Reported by the National Adult Day Services Association (NADSA), there are more than 4,600 adult day services centers across the U.S., which was a 35 percent increase since 2002. Fast forward more than a decade later to 2014, the NADSA identified more than more than 5,500 U.S. adult day care centers in 2014.
The value of adult day care centers is not only beneficial to seniors, but to their caregivers. In fact, more than 260,000 participants and family caregivers are serviced by these centers, which is an increase of over 100,000 (63 percent) since 2002.
With such an influx of senior day care centers and interest towards them, these five tips can help you likewise find an adult day care that best suits the needs for both you and your loved one.
Benefits of Elderly and Senior Day Care Centers
According to the NADSA, “Adult day services is a professional care setting in which older adults, adults living with dementia, or adults living with disabilities receive individualized therapeutic, social, and health services for some part of the day.” Senior day services centers provide an interactive, safe, and secure environment, along with serving as an intermediate provider of transitional care and short-term rehabilitation following hospital discharge.
Adult day care centers are often staffed by a full range of interdisciplinary professionals, including nurses, social workers, and practitioners specialized in speech, occupational, physical, and counseling therapies.
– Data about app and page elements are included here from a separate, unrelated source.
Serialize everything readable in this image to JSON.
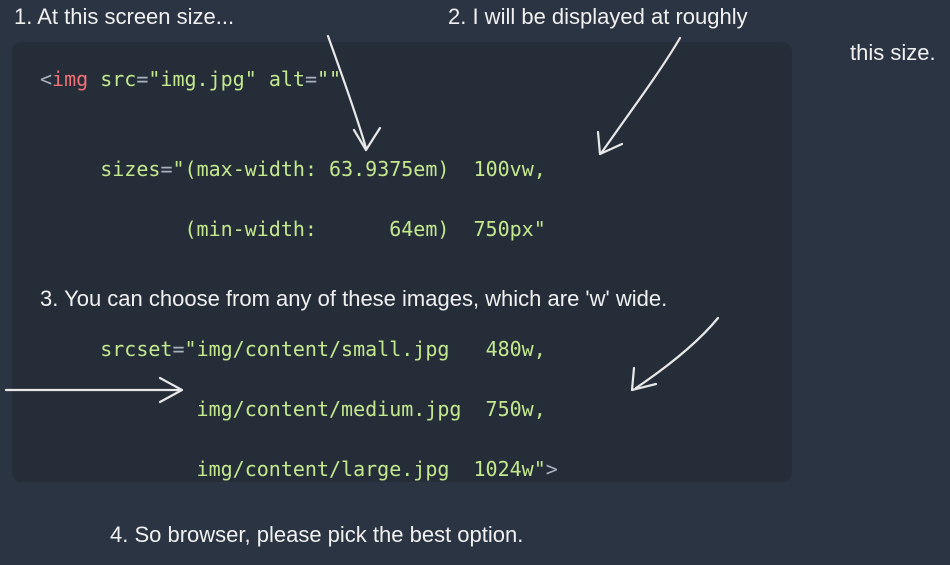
{
  "annotations": {
    "a1": "1. At this screen size...",
    "a2a": "2. I will be displayed at roughly",
    "a2b": "this size.",
    "a3": "3. You can choose from any of these images, which are 'w' wide.",
    "a4": "4. So browser, please pick the best option."
  },
  "code": {
    "tag_open": "<",
    "tag_name": "img",
    "attr_src": "src",
    "val_src": "\"img.jpg\"",
    "attr_alt": "alt",
    "val_alt": "\"\"",
    "attr_sizes": "sizes",
    "sizes_open": "\"",
    "sizes_l1_q": "(max-width: 63.9375em)",
    "sizes_l1_v": "100vw",
    "sizes_comma": ",",
    "sizes_l2_q": "(min-width:      64em)",
    "sizes_l2_v": "750px",
    "sizes_close": "\"",
    "attr_srcset": "srcset",
    "srcset_open": "\"",
    "srcset_l1_p": "img/content/small.jpg",
    "srcset_l1_w": "480w",
    "srcset_l2_p": "img/content/medium.jpg",
    "srcset_l2_w": "750w",
    "srcset_l3_p": "img/content/large.jpg",
    "srcset_l3_w": "1024w",
    "srcset_close": "\"",
    "tag_close": ">"
  }
}
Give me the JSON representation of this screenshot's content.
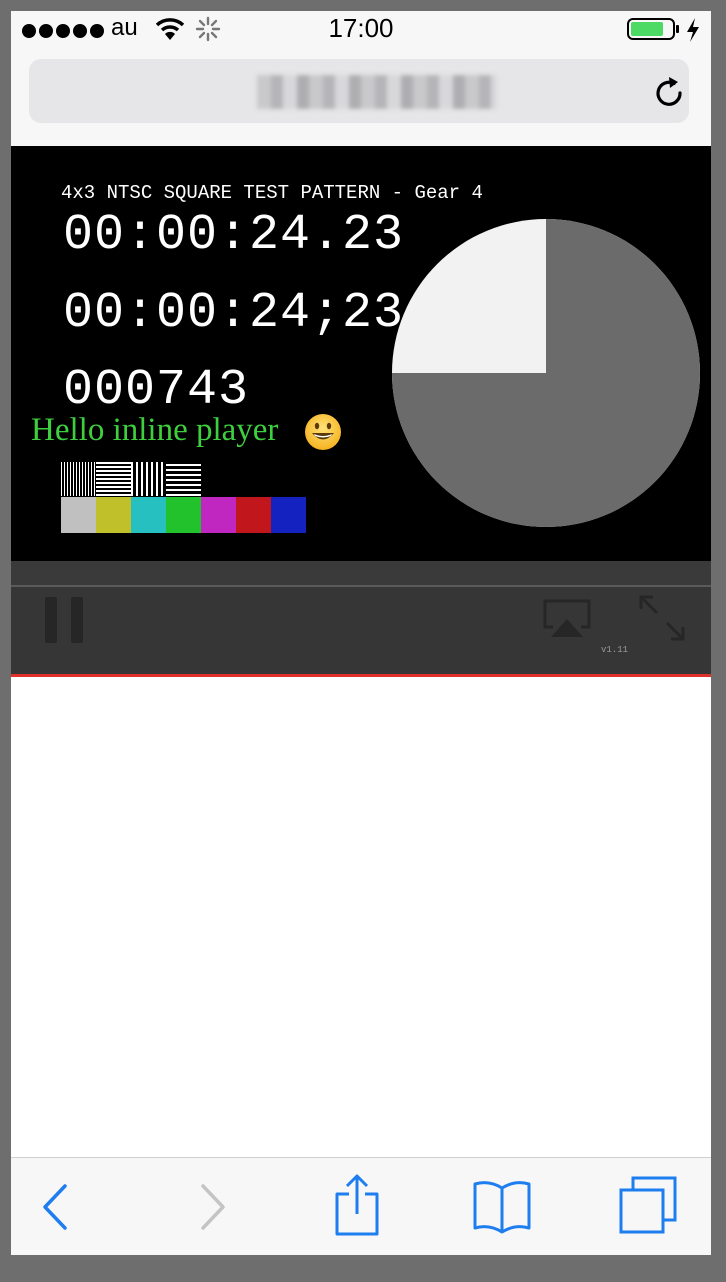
{
  "status_bar": {
    "carrier": "au",
    "time": "17:00",
    "signal_dots": 5,
    "battery_color": "#4cd964",
    "icons": [
      "wifi-icon",
      "loading-spinner-icon",
      "battery-icon",
      "charging-bolt-icon"
    ]
  },
  "address_bar": {
    "url": "",
    "reload_icon": "reload-icon"
  },
  "video": {
    "pattern_title": "4x3 NTSC SQUARE TEST PATTERN - Gear 4",
    "timecode_dot": "00:00:24.23",
    "timecode_semicolon": "00:00:24;23",
    "frame_count": "000743",
    "overlay_text": "Hello inline player",
    "overlay_color": "#3ecf3e",
    "smiley_icon": "grinning-face-icon",
    "color_bars": [
      "#c0c0c0",
      "#c0c02a",
      "#26c0c0",
      "#22c22c",
      "#c026c0",
      "#c0161c",
      "#1422c0"
    ],
    "pie": {
      "elapsed_fraction": 0.75,
      "elapsed_color": "#6b6b6b",
      "remaining_color": "#f2f2f2"
    }
  },
  "controls": {
    "version": "v1.11",
    "accent_color": "#e0302c",
    "icons": [
      "pause-icon",
      "airplay-icon",
      "fullscreen-icon"
    ]
  },
  "toolbar": {
    "accent_color": "#1e7ef0",
    "icons": [
      "back-icon",
      "forward-icon",
      "share-icon",
      "bookmarks-icon",
      "tabs-icon"
    ]
  }
}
And to address the higher prevalence of chronic diseases and conditions in seniors, there is a heightened focus on prevention and health maintenance.
Furthermore, with nearly half of the seniors utilizing such services having some level of dementia, approximately 90 percent of centers offer cognitive stimulation programs and 80 percent provide memory training programs.
Ultimately, the provision of such care provided by adult care centers may delay or avoid placement in skilled living and nursing home facilities.
But aside from the advantages for attending seniors, elderly day care centers are viable and opportunistic option for caregivers to break from structured hours and responsibilities, thus allowing them to be more flexible and in their personal lives and remain in the workforce. Most adult day services also provide essential resources for caregivers, including educational programs, support groups, and individual counseling.
5 Tips for Finding an Adult Day Care
1. Consider the Type
Caregivers align the type of center based on the needs of their loved one, which includes the three main types:
Social adult day cares provide interaction, recreation, and nutritious meals for seniors, along with offering some health-related services.
Medical care facilities are staffed with nurses and offer more intensive health services, including medication and disease management, health monitoring, and physical therapy, and provide some social and therapeutic amenities.
These sort of adult day care centers specialize in providing care to seniors diagnosed with specific conditions, including dementia, Alzheimer’s disease, and developmental disabilities.
2. Research Prospective Centers
Considering your loved ones needs, research centers in your local area with an online search. Investigate the location, whether or not they are licensed, regulations they follow, and any sort of reviews regarding the care they provide.
From verifying whether the internal source of the center, including if it is religiously affiliated, independently owned, government-backed, corporately ran, you can do additional investigation regarding their reputation.
Also investigate the history of the center, along with if they have ever been shut down for any reason, along with the current standing of their food service, health, and safety inspections.
3. Visit the Facility
One of the best ways to get the feel of an adult day care center is by personally visiting the facility. Calling ahead of time and planning a visit can help ensure a thorough visit, along with appropriate staff to help ask any questions.
Also remain cognizant on inspection documents, the quantity and quality of staff interaction, activities seniors are participating in, and other factors that may drive you to the center or steer you away.
4. Discuss Transportation Options
Many centers provide transportation to and from the center at no cost or on a per ride basis.
Transportation is a fundamental component of the adult day care system and while many centers provide transportation to and from to little or no cost, it is still important to discuss such options.
Along with the services provided by the center itself, there are a number of different modes of transportation seniors can utilize, including:
- Volunteer driver programs, including from churches and nonprofit organizations
- Public transportation, such as the the bus, subway, or train, which is often more ideal for seniors who remain mostly independent but desire social interaction.
- Paratransit services, which caters to individuals with disabilities that may prevent them from using fixed-route buses or other forms of mass transit. Offering specially equipped shuttles pick you up at your doorstep and take you to where you need to go, paratransit services might be a viable option to qualifying seniors.
5. Inquire About Costs and Payment Options
The National Caregivers Library reports the average cost of adult day care is $64 per day (as of 2008), though individual facilities often vary based on geographical location center services might be needed for your loved one. For instance, if specialized care is not needed then you may find day care services at around $25 per day. However, if you require more advanced care, costs can easily reach or exceed $100 daily.
While Medicare does not cover any of the costs associated with adult day care, some of the expenses may be covered by Medicaid if the center is a licensed medical or Alzheimer’s facility. Long-term care insurance may also cover some of the costs if medical personnel are involved and utilized for your loved one.
Ultimately, though, it is important to inquire about such costs specific to the prospective center, along with asking about sliding scale fees and discussing payment options. Learn more about Medicaid, coverage reasoning, and state-by-state adult day care benefits here.